Joel Heckman used to run a 5K during his lunch hour. After sarcoidosis attacked his heart and lungs, he struggled just to walk across a small room.
Joel’s experience with sarcoidosis is in some ways a study of contrasts for the former Centennial Lakes Police Department police chief. The disease ravaged more than a third of his heart. After a lengthy medical journey, he received a heart transplant in 2009 at University of Minnesota Medical Center.
“I was healthy—and then I was sick. For someone who had made a career of service and protection, this was such a dramatic change. From saving others, to needing to be saved myself,” Joel said.
“I just couldn’t breathe.”
While serving as a chief of police for the Centennial Lakes Police Department, Joel noticed he was becoming unusually short-of-breath during his regular lunch hour run. An exploratory computed tomography (CT) scan showed scarring and nodules in Joel’s lungs, an inflamed spleen and inflamed lymph nodes. In January 2004, a local specialist diagnosed him with sarcoidosis. The autoimmune disease produces inflammation, most commonly in the lungs, which can then lead to scarring.
But two months later, Joel’s disease took a frightening turn when he experienced severe shortness of breath while climbing up a stopped escalator at a car show.
“My wife thought I was having a heart attack. I knew I wasn’t; I just couldn’t breathe.”
Back in the hospital, specialists confirmed the presence of sarcoidosis in Joel’s lungs, but it wasn’t enough to explain his severe shortness of breath. He was referred to a local cardiologist. On his first visit, the specialist told Joel the disease had entered his heart and was slowly converting portions of the heart muscle into non-functional scar tissue. This development caused an imbalance in his heartbeat; during a treadmill test, Joel’s atria beat at 160 beats per minute, while his ventricles, affected by sarcoidosis, pumped at 34 beats per minute. The specialist recommended a pacemaker to help control the heart muscle.
But the disease continued to progress and wreak havoc in Joel’s heart. In 2007, tests at Mayo Clinic revealed that 30 percent of Joel’s heart had been rendered useless scar tissue by the disease. In November 2007, the specialist told Joel he would soon need a heart transplant.
“Like a cell phone battery charge at 70 percent, my heart muscle was at 70 percent and was losing power fast,” Joel said.
“God has a purpose for me to be here.”

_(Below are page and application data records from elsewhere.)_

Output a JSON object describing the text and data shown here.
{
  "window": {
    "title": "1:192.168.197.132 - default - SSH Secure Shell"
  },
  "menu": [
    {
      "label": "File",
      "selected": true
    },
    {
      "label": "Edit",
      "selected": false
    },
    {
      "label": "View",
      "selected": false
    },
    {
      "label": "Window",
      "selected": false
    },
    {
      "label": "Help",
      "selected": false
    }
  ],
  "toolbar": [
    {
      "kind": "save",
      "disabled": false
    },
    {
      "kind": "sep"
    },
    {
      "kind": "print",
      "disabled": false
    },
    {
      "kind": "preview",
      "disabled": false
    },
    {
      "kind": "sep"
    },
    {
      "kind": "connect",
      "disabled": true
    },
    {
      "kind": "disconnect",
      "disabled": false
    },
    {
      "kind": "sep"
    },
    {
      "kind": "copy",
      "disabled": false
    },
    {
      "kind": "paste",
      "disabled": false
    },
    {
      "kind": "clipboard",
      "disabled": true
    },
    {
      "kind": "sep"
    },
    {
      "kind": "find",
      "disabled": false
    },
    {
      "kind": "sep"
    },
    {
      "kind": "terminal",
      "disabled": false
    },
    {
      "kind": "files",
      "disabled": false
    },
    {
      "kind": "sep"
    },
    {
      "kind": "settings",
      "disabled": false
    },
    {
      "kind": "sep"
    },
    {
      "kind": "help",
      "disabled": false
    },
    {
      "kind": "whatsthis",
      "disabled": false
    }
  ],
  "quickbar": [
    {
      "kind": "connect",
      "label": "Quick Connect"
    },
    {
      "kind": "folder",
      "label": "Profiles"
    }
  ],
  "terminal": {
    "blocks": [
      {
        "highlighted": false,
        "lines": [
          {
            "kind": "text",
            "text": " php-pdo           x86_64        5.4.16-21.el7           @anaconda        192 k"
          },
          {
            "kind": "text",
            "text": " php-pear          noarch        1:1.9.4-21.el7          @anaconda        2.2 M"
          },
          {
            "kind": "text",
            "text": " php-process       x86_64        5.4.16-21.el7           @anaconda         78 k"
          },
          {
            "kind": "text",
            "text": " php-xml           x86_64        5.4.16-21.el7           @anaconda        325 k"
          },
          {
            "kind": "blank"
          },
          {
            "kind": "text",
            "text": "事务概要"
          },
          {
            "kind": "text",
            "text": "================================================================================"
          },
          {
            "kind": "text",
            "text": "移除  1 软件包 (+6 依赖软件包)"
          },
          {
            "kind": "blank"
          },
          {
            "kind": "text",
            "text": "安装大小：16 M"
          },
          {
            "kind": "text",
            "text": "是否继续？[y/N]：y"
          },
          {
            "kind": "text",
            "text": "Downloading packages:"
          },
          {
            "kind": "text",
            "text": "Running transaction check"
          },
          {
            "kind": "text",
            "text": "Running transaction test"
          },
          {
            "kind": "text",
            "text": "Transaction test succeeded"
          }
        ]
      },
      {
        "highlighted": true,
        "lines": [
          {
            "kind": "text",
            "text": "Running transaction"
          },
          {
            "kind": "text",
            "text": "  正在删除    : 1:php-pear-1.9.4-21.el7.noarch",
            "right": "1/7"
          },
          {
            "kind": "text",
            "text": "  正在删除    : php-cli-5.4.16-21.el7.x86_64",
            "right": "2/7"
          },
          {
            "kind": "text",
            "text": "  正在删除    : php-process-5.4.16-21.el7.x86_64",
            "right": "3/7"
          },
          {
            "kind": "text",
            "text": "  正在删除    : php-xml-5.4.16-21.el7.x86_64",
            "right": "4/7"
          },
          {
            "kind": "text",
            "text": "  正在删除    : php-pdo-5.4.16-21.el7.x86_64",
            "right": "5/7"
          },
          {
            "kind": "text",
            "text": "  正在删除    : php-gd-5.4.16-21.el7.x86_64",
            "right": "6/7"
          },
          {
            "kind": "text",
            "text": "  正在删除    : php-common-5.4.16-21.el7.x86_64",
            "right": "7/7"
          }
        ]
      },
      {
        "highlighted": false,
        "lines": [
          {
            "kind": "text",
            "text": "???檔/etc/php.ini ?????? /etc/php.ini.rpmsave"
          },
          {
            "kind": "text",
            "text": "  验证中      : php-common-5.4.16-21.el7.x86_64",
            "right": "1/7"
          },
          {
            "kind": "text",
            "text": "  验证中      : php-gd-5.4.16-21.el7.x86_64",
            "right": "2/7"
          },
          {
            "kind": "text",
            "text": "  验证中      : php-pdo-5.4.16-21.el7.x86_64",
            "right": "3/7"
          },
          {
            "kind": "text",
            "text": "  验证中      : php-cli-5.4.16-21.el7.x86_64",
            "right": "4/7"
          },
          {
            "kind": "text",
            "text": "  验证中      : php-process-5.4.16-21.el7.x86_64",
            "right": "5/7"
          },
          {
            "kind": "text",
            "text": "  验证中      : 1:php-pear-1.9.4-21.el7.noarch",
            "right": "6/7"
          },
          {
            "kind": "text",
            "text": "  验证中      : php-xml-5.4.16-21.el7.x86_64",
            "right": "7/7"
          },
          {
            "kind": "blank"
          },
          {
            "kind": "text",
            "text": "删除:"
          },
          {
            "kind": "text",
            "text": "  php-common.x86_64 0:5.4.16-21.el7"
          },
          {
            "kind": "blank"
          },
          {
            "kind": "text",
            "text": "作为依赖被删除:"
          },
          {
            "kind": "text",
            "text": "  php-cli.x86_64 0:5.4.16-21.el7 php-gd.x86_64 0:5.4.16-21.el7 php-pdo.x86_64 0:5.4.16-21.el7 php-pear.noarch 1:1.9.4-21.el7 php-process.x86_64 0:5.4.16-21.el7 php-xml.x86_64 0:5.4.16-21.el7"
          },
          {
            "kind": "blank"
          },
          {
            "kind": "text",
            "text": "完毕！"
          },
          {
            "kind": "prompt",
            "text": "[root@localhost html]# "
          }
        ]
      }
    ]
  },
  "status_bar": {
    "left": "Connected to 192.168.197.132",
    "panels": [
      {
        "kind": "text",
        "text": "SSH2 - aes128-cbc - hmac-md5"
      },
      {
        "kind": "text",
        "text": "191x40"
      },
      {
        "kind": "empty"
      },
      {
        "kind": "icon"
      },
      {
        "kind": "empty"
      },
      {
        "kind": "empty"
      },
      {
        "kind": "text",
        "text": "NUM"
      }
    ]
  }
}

Given the option to have his heart transplant at Mayo Clinic or through University of Minnesota Health, Joel opted for UMN Health. In January 2008, he went through a week-long transplant evaluation. To buy time, Cardiovascular Surgeon Ranjit John, MD, and a care team implanted a left ventricular assist device (LVAD) in Joel.
Several months later, Joel received word that a donor heart was available. He was prepped for transplant, but just before the operation, doctors discovered the donor heart was not ideal for transplant.
In February 2009, Joel got another chance. UMN Health Cardiovascular Surgeon Kenneth Liao, MD, PhD, and Cardiovascular Surgeon Sara Shumway, MD, performed the transplant. The transplant was a success; for the first time in more than five years, Joel’s heart beat in a normal rhythm.
“Receiving the precious gift of a second chance at life because of the unselfish gift of my donor and my donor’s family is wonderful,” Joel said. “I had the total A-Team here at University of Minnesota Health.”
With a healthy heart, Joel has returned to his life of community service. He volunteers as an ambassador at organ procurement organization LifeSource, as a police chaplain and at his church. He also helps at Second Chance for Life Foundation, where he counsels fellow transplant patients in a support group.
Joel was the 670th University of Minnesota Health heart transplant recipient—a number he commemorated on a personalized license plate: “UMHT670.”
“I just feel like God has a purpose for me to be here. I appreciate that, and I want to make sure that I give back everything I can,” Joel said.